Segment Open

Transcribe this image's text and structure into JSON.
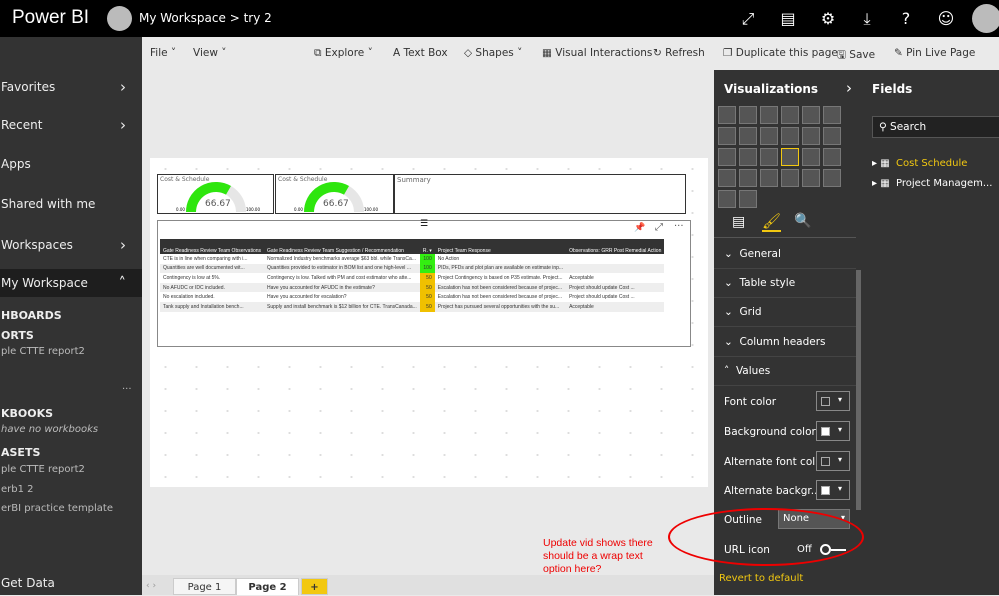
{
  "header": {
    "brand": "Power BI",
    "workspace": "My Workspace",
    "separator": ">",
    "report": "try 2",
    "icons": [
      "expand-icon",
      "comment-icon",
      "gear-icon",
      "download-icon",
      "help-icon",
      "smiley-icon",
      "avatar"
    ]
  },
  "nav": {
    "items": [
      {
        "label": "Favorites"
      },
      {
        "label": "Recent"
      },
      {
        "label": "Apps"
      },
      {
        "label": "Shared with me"
      },
      {
        "label": "Workspaces"
      },
      {
        "label": "My Workspace"
      }
    ],
    "dashboards": "HBOARDS",
    "reports": "ORTS",
    "report_item": "ple CTTE report2",
    "more": "...",
    "workbooks": "KBOOKS",
    "no_workbooks": "have no workbooks",
    "datasets": "ASETS",
    "dataset_items": [
      "ple CTTE report2",
      "erb1 2",
      "erBI practice template"
    ],
    "get_data": "Get Data"
  },
  "toolbar": {
    "file": "File",
    "view": "View",
    "explore": "Explore",
    "textbox": "Text Box",
    "shapes": "Shapes",
    "interactions": "Visual Interactions",
    "refresh": "Refresh",
    "duplicate": "Duplicate this page",
    "save": "Save",
    "pin": "Pin Live Page"
  },
  "cards": [
    {
      "title": "Cost & Schedule",
      "value": "66.67",
      "min": "0.00",
      "max": "100.00",
      "fraction": 0.6667
    },
    {
      "title": "Cost & Schedule",
      "value": "66.67",
      "min": "0.00",
      "max": "100.00",
      "fraction": 0.6667
    },
    {
      "title": "Summary"
    }
  ],
  "table": {
    "headers": [
      "Gate Readiness Review Team Observations",
      "Gate Readiness Review Team Suggestion / Recommendation",
      "R.",
      "Project Team Response",
      "Observations: GRR Post Remedial Action"
    ],
    "rows": [
      [
        "CTE is in line when comparing with i...",
        "Normalized Industry benchmarks average $63 bbl. while TransCa...",
        "100",
        "No Action",
        ""
      ],
      [
        "Quantities are well documented wit...",
        "Quantities provided to estimator in BOM list and one high-level ...",
        "100",
        "PIDs, PFDs and plot plan are available on estimate inp...",
        ""
      ],
      [
        "Contingency is low at 5%.",
        "Contingency is low. Talked with PM and cost estimator who atte...",
        "50",
        "Project Contingency is based on P35 estimate. Project...",
        "Acceptable"
      ],
      [
        "No AFUDC or IDC included.",
        "Have you accounted for AFUDC in the estimate?",
        "50",
        "Escalation has not been considered because of projec...",
        "Project should update Cost ..."
      ],
      [
        "No escalation included.",
        "Have you accounted for escalation?",
        "50",
        "Escalation has not been considered because of projec...",
        "Project should update Cost ..."
      ],
      [
        "Tank supply and Installation bench...",
        "Supply and install benchmark is $12 billion for CTE. TransCanada...",
        "50",
        "Project has pursued several opportunities with the su...",
        "Acceptable"
      ]
    ],
    "colors": {
      "100": "#33ee11",
      "50": "#f0c000"
    }
  },
  "viz": {
    "title": "Visualizations",
    "sections": [
      "General",
      "Table style",
      "Grid",
      "Column headers",
      "Values"
    ],
    "props": {
      "font_color": "Font color",
      "bg_color": "Background color",
      "alt_font": "Alternate font col...",
      "alt_bg": "Alternate backgr...",
      "outline": "Outline",
      "outline_value": "None",
      "url_icon": "URL icon",
      "url_value": "Off"
    },
    "revert": "Revert to default"
  },
  "fields": {
    "title": "Fields",
    "search": "Search",
    "tables": [
      "Cost Schedule",
      "Project Managem..."
    ]
  },
  "annotation": "Update vid shows there should be a wrap text option here?",
  "tabs": [
    "Page 1",
    "Page 2",
    "+"
  ],
  "accent": "#f2c811"
}
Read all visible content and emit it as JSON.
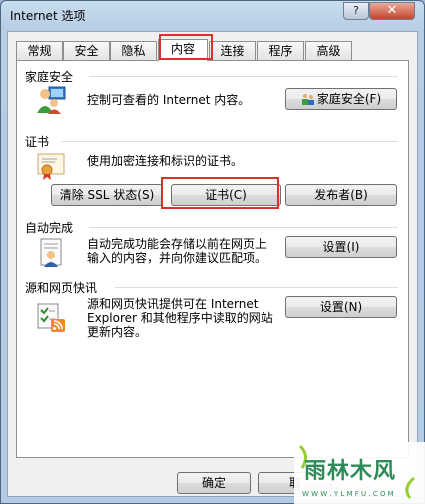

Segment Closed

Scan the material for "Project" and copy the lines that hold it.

- Written response:
      "Project Team Response",
        "Project Contingency is based on P35 estimate. Project...",
        "Project should update Cost ..."
        "Project should update Cost ..."
        "Project has pursued several opportunities with the su...",
      "Project Managem..."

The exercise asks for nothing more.